──────── INFORMATION SUPPLIED ────────
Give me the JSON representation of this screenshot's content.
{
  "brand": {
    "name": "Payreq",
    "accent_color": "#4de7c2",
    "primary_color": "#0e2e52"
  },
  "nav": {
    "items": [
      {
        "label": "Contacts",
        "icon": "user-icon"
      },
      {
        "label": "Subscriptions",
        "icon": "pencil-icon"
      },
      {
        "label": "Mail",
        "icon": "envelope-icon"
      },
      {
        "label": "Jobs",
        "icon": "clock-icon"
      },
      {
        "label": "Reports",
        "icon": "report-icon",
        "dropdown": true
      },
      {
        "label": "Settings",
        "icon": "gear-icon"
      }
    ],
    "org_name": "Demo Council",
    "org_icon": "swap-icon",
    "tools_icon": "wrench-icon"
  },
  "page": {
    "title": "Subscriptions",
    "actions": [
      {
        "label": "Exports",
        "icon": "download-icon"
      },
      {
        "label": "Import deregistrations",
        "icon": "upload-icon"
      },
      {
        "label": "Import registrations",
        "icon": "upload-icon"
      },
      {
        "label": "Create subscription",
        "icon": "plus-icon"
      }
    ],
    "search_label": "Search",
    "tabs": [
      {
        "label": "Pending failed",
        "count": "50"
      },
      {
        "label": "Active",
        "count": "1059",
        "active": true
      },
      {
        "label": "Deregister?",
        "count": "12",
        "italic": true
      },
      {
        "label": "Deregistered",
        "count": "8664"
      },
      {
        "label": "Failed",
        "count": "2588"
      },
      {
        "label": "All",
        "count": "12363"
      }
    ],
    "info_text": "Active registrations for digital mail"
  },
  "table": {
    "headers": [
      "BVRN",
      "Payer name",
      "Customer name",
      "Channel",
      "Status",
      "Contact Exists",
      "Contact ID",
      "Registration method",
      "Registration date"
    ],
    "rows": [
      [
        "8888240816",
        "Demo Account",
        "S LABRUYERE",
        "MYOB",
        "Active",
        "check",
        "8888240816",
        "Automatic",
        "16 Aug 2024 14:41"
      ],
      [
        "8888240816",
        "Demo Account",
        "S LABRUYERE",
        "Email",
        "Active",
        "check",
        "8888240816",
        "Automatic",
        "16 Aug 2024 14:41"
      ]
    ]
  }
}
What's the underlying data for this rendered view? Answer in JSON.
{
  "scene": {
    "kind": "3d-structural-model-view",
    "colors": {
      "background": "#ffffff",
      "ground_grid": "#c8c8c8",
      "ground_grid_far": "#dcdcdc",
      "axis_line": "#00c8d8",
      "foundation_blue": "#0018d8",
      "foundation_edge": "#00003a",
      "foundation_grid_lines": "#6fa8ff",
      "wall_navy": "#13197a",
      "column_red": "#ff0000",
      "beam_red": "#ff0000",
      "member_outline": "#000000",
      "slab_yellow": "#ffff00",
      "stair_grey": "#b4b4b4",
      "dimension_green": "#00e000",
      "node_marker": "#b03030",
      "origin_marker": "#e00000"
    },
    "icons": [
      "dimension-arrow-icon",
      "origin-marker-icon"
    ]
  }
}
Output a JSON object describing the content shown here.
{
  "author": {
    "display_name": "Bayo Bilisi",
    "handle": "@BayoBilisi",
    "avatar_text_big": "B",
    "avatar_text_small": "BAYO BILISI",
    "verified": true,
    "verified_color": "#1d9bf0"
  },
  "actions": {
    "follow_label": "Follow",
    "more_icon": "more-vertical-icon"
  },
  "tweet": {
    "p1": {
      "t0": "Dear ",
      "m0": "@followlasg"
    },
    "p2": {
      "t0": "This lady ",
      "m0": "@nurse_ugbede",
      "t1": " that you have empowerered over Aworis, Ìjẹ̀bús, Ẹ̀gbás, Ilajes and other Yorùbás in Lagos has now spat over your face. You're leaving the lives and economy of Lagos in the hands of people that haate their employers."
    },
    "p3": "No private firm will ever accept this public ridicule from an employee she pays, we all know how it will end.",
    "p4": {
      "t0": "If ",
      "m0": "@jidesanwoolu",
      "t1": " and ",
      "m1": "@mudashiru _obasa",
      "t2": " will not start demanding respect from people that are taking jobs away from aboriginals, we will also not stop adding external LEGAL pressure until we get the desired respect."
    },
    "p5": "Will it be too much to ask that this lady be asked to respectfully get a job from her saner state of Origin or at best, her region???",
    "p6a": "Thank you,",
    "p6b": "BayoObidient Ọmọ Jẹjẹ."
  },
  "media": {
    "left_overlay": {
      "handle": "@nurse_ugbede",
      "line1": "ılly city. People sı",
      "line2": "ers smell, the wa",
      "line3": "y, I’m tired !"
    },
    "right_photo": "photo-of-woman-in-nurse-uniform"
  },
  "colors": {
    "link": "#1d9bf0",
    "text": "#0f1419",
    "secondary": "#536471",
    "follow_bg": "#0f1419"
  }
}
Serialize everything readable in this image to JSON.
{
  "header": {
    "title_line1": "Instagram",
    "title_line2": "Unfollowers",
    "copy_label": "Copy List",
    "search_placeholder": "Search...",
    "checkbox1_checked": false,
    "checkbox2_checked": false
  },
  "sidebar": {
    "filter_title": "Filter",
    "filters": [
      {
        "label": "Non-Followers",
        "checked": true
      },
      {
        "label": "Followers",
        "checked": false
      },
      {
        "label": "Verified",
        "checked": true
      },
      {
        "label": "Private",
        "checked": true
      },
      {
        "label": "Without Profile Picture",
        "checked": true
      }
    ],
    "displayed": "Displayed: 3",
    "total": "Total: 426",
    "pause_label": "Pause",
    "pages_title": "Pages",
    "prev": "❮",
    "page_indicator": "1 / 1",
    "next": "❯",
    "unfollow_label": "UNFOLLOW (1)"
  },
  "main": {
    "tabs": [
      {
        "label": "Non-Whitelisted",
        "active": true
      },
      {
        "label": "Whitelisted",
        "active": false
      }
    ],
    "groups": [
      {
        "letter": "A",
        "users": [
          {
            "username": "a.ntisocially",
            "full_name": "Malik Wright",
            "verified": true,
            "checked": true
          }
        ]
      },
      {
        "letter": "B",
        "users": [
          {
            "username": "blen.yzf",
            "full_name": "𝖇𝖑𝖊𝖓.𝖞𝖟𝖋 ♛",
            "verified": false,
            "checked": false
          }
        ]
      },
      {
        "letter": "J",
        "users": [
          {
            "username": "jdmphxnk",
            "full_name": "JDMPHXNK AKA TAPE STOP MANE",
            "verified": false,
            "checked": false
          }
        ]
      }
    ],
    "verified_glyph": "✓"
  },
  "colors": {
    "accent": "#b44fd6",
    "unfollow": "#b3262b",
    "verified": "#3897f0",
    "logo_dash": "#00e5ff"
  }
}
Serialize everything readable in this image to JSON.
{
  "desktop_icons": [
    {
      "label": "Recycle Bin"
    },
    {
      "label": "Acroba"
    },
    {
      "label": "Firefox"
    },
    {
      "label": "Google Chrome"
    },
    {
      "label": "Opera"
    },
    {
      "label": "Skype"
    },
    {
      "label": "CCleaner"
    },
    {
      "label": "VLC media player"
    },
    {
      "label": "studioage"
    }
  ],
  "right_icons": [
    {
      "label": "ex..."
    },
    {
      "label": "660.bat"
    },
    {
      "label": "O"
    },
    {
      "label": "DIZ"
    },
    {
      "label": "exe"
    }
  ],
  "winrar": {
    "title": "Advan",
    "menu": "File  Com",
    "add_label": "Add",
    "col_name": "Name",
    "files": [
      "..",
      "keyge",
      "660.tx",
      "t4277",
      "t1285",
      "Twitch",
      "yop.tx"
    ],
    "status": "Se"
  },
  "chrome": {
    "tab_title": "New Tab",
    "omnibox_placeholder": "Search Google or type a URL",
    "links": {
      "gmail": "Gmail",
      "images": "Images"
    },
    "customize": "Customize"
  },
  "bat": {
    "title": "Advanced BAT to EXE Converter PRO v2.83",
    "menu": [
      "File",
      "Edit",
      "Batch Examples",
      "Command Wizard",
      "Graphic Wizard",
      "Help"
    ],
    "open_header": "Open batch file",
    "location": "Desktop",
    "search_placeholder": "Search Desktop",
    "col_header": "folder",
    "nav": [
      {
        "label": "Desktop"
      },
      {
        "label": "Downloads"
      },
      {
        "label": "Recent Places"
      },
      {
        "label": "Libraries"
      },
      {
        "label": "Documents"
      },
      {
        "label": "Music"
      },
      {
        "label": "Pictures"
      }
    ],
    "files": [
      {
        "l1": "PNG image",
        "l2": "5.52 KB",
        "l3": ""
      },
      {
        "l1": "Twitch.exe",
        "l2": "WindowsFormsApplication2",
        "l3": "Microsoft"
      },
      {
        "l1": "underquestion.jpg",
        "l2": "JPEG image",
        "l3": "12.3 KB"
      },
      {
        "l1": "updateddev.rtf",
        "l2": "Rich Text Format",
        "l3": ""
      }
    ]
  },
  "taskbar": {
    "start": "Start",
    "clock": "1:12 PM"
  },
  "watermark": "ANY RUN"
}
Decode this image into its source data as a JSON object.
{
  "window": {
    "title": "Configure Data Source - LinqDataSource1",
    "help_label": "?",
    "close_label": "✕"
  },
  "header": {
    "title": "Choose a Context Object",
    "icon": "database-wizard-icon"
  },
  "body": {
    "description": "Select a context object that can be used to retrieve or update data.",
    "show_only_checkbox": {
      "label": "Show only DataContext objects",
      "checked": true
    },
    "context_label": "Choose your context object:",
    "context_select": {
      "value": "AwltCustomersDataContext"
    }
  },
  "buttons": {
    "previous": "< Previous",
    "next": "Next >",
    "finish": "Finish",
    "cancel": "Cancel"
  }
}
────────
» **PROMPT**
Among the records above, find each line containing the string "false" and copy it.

» **OUTPUT OF THE EXERCISE**
    "checkbox1_checked": false,
    "checkbox2_checked": false
        "checked": false
        "active": false
            "verified": false,
            "checked": false
            "verified": false,
            "checked": false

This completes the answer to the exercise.